“If someone calls or emails or submits something online through social media, it falls into one bucket so it trends the feedback and we know the source of the feedback and get back to help that is more transparent so it allows us to target an issue,” she said. “We’re doing a lot around safety (with) this.”
Another way the district is addressing culture is developing a new five-year strategic plan, since the current one ends at the close of the 2019-20 academic year.
“We want to be more clear about what to expect, what to look for and how we’re defining excellence will do a better job of matching leaders to schools and philosophies about how to do the work. … (There is a) vision for excellence and profile of excellence for the student.”
Though the district continues to build new schools or redevelop current ones, no Buckhead schools are part of the group that will be built or rebuilt during the 2019-20 school year because most have been constructed under that program in recent years.
The 2018-19 academic year ended May 24 and the first day of school is Aug. 12, two days after the district’s annual Back-to-School Bash at the Georgia World Congress Center in downtown Atlanta.
“With culture, the systems have to run right,” Carstarphen said. “If you say you’re going to do something, you’ve got to do it. … Culture starts with the way you begin and end a school year. We begin with the Back-to-School Bash, and that’s one of the best things (the district) has done.”
Carstarphen said one example of the progress made in changing the district’s culture is staff members are absent or sick less often than when she started there. Another is Burgess-Peterson Academy’s Tracey Pendley was named Georgia Teacher of the Year, the first time the district has won the award in nearly 40 years.
“I just feel like there’s more mojo across the district,” Carstarphen said.
District 4 school board member Nancy Meister, who represents Buckhead, said she’s been pleased with the job Carstarphen has done.
“This is my third term and 10th year on the (board),” Meister said. “I have seen incredible gains in ALL areas including academic programs, talent management, system and resources, and culture. The district, under Dr. Carstarphen’s leadership has, and continues to be transformed.

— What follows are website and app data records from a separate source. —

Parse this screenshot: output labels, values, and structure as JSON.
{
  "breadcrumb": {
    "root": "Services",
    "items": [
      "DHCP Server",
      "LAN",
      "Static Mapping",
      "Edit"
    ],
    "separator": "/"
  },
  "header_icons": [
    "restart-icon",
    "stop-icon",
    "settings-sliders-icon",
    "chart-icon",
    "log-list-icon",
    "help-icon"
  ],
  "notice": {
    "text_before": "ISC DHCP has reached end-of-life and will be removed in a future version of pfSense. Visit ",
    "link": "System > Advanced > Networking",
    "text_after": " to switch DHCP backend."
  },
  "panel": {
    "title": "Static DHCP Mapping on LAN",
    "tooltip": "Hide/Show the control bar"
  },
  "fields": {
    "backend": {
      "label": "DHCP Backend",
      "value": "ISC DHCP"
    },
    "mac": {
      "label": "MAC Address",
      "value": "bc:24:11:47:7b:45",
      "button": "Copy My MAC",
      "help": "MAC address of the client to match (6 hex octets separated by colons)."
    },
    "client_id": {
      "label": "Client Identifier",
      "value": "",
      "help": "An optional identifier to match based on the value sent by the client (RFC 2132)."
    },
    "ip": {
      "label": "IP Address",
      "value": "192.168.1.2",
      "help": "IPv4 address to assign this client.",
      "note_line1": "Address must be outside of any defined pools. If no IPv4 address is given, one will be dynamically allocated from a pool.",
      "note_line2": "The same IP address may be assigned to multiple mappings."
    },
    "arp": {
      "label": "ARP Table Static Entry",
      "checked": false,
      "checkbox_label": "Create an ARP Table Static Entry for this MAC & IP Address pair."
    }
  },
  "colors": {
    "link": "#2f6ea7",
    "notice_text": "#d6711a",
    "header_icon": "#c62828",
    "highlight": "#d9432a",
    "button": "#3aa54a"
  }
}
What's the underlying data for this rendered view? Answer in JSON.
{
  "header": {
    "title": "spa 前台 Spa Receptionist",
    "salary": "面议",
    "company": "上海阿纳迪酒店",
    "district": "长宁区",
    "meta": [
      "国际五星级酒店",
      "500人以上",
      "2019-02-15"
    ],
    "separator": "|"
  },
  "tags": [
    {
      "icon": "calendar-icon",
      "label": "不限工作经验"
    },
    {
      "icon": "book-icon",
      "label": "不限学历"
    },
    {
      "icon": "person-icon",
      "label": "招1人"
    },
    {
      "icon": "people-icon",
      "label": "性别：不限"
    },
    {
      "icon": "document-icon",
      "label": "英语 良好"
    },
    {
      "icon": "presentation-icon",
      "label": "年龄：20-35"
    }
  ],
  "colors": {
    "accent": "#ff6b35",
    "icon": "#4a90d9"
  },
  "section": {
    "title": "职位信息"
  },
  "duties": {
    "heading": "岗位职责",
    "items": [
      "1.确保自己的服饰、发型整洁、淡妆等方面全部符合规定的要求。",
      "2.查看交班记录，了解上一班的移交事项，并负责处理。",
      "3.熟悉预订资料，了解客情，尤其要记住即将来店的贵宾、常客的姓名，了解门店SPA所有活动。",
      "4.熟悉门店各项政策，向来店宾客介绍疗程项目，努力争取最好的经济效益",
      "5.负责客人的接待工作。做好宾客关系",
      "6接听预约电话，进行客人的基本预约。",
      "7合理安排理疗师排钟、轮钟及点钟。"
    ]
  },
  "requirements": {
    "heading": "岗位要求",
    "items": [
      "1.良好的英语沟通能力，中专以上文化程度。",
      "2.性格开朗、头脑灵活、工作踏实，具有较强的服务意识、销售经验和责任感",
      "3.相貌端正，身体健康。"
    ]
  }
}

“There has been a definite positive, motivating and invigorating change in the culture from the school house to the central office over her tenure. The city of Atlanta is fortunate to have such a dedicated leader who puts children first with every decision that is made.”